• About this exercise: Print every entry word for word, but omit the pictures.

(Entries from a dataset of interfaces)
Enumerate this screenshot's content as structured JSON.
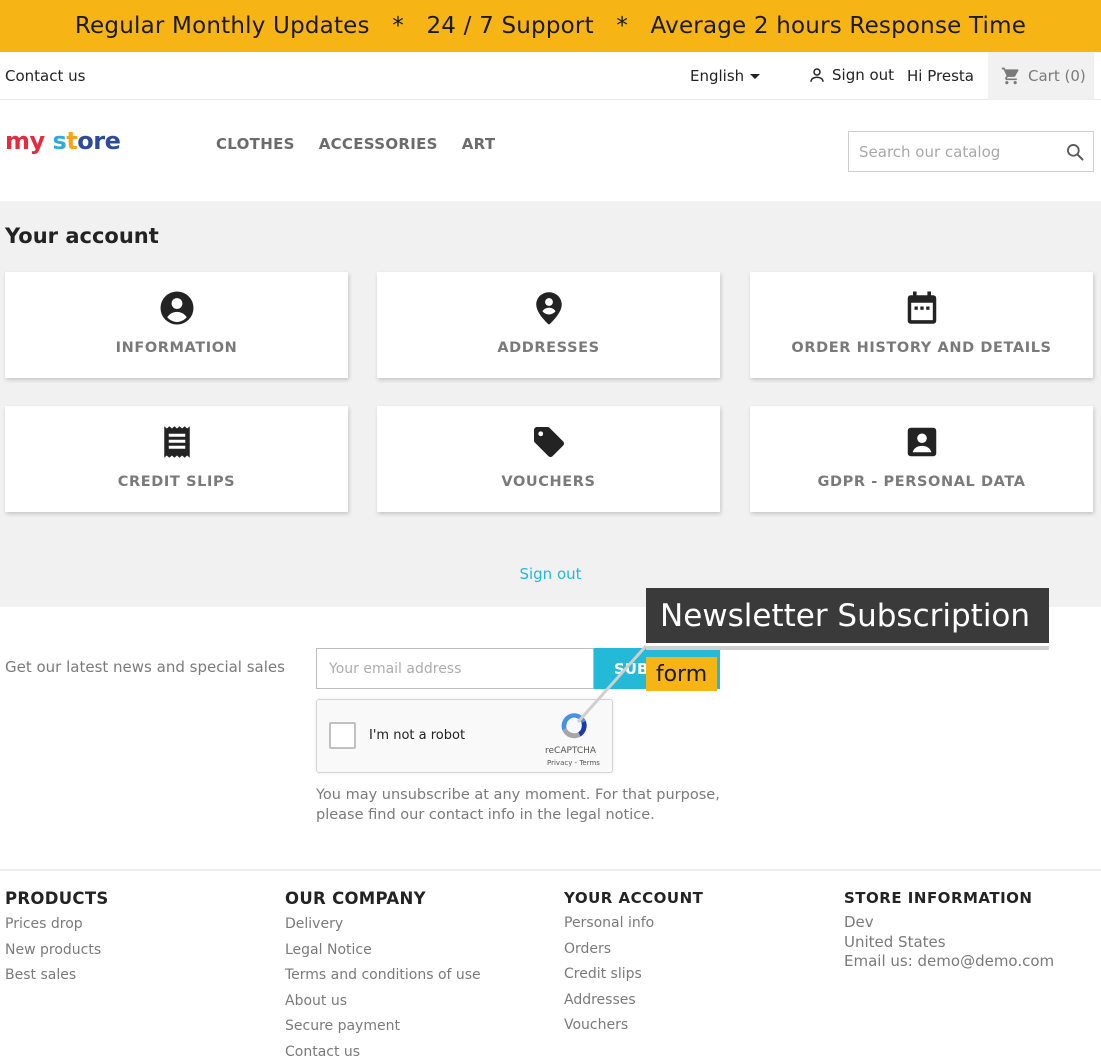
{
  "banner": {
    "text": "Regular Monthly Updates   *   24 / 7 Support   *   Average 2 hours Response Time"
  },
  "topnav": {
    "contact": "Contact us",
    "language": "English",
    "signout": "Sign out",
    "greeting": "Hi Presta",
    "cart": "Cart (0)"
  },
  "header": {
    "logo": [
      "my",
      " s",
      "t",
      "ore"
    ],
    "menu": [
      "CLOTHES",
      "ACCESSORIES",
      "ART"
    ],
    "search_placeholder": "Search our catalog"
  },
  "account": {
    "title": "Your account",
    "tiles": [
      {
        "label": "INFORMATION",
        "icon": "account-circle-icon"
      },
      {
        "label": "ADDRESSES",
        "icon": "location-pin-icon"
      },
      {
        "label": "ORDER HISTORY AND DETAILS",
        "icon": "calendar-icon"
      },
      {
        "label": "CREDIT SLIPS",
        "icon": "receipt-icon"
      },
      {
        "label": "VOUCHERS",
        "icon": "tag-icon"
      },
      {
        "label": "GDPR - PERSONAL DATA",
        "icon": "account-box-icon"
      }
    ],
    "signout": "Sign out"
  },
  "newsletter": {
    "lead": "Get our latest news and special sales",
    "email_placeholder": "Your email address",
    "button": "SUB",
    "captcha_label": "I'm not a robot",
    "captcha_brand": "reCAPTCHA",
    "captcha_terms": "Privacy - Terms",
    "note_1": "You may unsubscribe at any moment. For that purpose,",
    "note_2": "please find our contact info in the legal notice."
  },
  "callout": {
    "title": "Newsletter Subscription",
    "tag": "form"
  },
  "footer": {
    "products": {
      "title": "PRODUCTS",
      "items": [
        "Prices drop",
        "New products",
        "Best sales"
      ]
    },
    "company": {
      "title": "OUR COMPANY",
      "items": [
        "Delivery",
        "Legal Notice",
        "Terms and conditions of use",
        "About us",
        "Secure payment",
        "Contact us"
      ]
    },
    "your_account": {
      "title": "YOUR ACCOUNT",
      "items": [
        "Personal info",
        "Orders",
        "Credit slips",
        "Addresses",
        "Vouchers"
      ]
    },
    "store": {
      "title": "STORE INFORMATION",
      "lines": [
        "Dev",
        "United States",
        "Email us: demo@demo.com"
      ]
    }
  },
  "colors": {
    "banner": "#f6b514",
    "accent": "#24b9d7",
    "callout_dark": "#3a3a3a"
  }
}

• Exercise solution:
Enumerate this screenshot's content as structured JSON.
{
  "banner": {
    "text": "Regular Monthly Updates   *   24 / 7 Support   *   Average 2 hours Response Time"
  },
  "topnav": {
    "contact": "Contact us",
    "language": "English",
    "signout": "Sign out",
    "greeting": "Hi Presta",
    "cart": "Cart (0)"
  },
  "header": {
    "logo": [
      "my",
      " s",
      "t",
      "ore"
    ],
    "menu": [
      "CLOTHES",
      "ACCESSORIES",
      "ART"
    ],
    "search_placeholder": "Search our catalog"
  },
  "account": {
    "title": "Your account",
    "tiles": [
      {
        "label": "INFORMATION",
        "icon": "account-circle-icon"
      },
      {
        "label": "ADDRESSES",
        "icon": "location-pin-icon"
      },
      {
        "label": "ORDER HISTORY AND DETAILS",
        "icon": "calendar-icon"
      },
      {
        "label": "CREDIT SLIPS",
        "icon": "receipt-icon"
      },
      {
        "label": "VOUCHERS",
        "icon": "tag-icon"
      },
      {
        "label": "GDPR - PERSONAL DATA",
        "icon": "account-box-icon"
      }
    ],
    "signout": "Sign out"
  },
  "newsletter": {
    "lead": "Get our latest news and special sales",
    "email_placeholder": "Your email address",
    "button": "SUB",
    "captcha_label": "I'm not a robot",
    "captcha_brand": "reCAPTCHA",
    "captcha_terms": "Privacy - Terms",
    "note_1": "You may unsubscribe at any moment. For that purpose,",
    "note_2": "please find our contact info in the legal notice."
  },
  "callout": {
    "title": "Newsletter Subscription",
    "tag": "form"
  },
  "footer": {
    "products": {
      "title": "PRODUCTS",
      "items": [
        "Prices drop",
        "New products",
        "Best sales"
      ]
    },
    "company": {
      "title": "OUR COMPANY",
      "items": [
        "Delivery",
        "Legal Notice",
        "Terms and conditions of use",
        "About us",
        "Secure payment",
        "Contact us"
      ]
    },
    "your_account": {
      "title": "YOUR ACCOUNT",
      "items": [
        "Personal info",
        "Orders",
        "Credit slips",
        "Addresses",
        "Vouchers"
      ]
    },
    "store": {
      "title": "STORE INFORMATION",
      "lines": [
        "Dev",
        "United States",
        "Email us: demo@demo.com"
      ]
    }
  },
  "colors": {
    "banner": "#f6b514",
    "accent": "#24b9d7",
    "callout_dark": "#3a3a3a"
  }
}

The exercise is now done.